(EXERCISE)
Once you know how many lines below hold "Client", reply with that number and add nothing.

(DATA FOR REVIEW)
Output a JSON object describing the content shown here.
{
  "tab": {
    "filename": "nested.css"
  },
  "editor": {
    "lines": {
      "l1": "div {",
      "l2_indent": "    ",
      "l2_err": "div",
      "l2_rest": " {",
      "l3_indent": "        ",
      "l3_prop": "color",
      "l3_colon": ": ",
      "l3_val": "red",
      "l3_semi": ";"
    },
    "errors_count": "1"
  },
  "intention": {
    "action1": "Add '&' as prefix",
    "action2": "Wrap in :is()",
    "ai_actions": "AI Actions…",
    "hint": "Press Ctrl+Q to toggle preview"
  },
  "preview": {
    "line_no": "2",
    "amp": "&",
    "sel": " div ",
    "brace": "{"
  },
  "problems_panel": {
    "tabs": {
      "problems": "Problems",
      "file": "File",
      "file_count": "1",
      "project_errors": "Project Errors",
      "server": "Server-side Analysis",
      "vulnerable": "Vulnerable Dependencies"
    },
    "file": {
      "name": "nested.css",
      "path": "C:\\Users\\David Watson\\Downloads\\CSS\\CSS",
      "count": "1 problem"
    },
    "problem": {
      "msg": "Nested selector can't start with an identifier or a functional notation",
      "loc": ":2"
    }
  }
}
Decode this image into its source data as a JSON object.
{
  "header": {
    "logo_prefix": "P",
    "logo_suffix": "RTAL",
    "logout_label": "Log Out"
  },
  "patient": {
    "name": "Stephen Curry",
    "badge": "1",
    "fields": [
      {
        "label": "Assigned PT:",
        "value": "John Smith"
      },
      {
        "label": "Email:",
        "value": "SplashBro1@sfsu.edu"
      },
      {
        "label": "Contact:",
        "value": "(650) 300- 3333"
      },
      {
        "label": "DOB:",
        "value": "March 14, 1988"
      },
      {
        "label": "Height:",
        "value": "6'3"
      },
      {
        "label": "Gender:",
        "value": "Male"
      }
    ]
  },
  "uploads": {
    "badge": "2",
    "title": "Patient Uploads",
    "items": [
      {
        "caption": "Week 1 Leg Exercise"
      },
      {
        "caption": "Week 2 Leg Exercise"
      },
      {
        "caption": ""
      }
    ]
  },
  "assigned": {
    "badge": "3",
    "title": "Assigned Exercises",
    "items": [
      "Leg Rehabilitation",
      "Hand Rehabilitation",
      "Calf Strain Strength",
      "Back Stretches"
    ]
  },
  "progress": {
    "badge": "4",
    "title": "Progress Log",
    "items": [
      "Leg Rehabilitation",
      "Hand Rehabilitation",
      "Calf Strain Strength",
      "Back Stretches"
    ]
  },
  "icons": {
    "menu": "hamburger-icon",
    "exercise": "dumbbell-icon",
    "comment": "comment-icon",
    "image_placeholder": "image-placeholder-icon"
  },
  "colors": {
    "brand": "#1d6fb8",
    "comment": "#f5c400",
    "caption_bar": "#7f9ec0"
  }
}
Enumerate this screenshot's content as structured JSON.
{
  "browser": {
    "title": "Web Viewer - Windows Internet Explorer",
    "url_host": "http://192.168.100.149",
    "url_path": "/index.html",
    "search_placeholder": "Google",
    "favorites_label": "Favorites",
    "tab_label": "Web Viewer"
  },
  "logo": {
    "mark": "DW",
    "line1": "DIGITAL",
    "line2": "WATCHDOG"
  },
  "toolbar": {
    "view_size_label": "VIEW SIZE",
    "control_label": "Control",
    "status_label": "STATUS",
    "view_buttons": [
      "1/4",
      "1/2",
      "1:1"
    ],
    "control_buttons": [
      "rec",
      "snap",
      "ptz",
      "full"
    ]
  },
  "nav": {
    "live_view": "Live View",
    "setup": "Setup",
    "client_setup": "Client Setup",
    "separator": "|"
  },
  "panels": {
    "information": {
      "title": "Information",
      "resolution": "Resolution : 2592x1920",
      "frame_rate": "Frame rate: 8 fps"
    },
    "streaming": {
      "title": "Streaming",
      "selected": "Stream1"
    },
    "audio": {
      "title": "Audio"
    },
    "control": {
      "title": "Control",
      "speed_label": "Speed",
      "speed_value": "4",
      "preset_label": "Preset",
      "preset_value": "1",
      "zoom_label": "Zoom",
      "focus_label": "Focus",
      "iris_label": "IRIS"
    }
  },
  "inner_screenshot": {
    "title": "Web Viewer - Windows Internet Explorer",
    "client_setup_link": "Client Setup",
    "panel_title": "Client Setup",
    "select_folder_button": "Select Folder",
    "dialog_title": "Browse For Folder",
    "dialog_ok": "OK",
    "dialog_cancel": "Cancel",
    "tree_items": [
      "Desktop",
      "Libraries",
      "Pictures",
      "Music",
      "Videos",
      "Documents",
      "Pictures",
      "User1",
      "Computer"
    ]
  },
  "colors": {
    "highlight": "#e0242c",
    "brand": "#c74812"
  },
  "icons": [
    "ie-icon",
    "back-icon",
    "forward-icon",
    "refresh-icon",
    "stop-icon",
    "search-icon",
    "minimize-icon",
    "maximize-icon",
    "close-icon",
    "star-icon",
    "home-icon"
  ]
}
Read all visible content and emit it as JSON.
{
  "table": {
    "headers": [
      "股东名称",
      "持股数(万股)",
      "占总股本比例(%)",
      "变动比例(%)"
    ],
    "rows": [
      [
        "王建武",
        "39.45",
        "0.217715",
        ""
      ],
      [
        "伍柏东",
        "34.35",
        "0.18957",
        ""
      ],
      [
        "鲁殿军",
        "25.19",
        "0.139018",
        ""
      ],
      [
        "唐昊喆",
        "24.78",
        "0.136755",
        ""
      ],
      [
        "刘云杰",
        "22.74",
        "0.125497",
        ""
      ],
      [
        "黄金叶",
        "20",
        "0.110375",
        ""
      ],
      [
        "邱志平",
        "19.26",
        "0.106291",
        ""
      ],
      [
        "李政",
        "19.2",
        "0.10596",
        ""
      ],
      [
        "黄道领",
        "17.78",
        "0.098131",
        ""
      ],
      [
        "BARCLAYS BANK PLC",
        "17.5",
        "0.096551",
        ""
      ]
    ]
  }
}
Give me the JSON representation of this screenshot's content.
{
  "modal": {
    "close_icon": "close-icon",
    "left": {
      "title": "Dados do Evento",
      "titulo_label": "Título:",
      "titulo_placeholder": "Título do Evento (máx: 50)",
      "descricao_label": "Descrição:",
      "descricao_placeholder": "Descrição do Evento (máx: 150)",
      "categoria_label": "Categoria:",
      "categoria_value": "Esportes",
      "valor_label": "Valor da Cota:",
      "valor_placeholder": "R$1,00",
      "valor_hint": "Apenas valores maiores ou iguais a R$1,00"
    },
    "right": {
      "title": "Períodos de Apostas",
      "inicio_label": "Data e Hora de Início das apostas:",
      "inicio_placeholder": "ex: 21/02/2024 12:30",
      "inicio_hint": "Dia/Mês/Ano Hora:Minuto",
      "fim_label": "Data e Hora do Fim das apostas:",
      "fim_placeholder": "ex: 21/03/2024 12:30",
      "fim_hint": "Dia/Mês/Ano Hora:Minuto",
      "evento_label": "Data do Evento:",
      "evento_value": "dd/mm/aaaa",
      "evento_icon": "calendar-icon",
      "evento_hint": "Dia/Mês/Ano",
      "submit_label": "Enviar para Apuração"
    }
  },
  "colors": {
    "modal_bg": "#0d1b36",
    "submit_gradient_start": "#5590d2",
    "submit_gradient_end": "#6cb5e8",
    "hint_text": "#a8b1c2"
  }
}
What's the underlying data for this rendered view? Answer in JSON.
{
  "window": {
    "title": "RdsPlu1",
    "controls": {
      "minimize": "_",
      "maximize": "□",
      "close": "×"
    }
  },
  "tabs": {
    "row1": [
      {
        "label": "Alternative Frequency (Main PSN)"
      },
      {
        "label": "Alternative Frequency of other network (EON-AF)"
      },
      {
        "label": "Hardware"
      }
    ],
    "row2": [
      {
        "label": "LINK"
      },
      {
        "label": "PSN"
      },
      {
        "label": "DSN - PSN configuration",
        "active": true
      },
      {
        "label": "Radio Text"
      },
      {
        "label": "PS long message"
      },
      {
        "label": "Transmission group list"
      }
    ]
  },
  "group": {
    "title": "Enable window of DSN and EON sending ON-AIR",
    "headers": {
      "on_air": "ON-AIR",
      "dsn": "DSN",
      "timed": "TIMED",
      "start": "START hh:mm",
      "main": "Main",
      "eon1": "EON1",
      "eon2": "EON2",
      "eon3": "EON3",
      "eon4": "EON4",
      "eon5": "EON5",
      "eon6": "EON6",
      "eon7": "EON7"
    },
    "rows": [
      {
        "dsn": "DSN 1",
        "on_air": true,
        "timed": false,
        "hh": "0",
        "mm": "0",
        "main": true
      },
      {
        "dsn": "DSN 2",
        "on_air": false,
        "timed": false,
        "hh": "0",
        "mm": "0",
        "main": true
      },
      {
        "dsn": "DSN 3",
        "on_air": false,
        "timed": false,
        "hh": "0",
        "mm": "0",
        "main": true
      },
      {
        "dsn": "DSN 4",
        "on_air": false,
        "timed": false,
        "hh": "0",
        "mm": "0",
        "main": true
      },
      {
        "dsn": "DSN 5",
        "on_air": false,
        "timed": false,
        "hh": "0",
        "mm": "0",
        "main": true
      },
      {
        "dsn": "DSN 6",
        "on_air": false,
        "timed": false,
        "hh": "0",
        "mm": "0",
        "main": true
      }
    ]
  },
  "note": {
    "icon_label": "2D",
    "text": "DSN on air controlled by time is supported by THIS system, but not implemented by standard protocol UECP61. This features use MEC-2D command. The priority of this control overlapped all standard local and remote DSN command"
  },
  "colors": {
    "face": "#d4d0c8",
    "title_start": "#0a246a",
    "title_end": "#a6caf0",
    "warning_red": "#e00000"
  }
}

(COMPLETED TASK)
3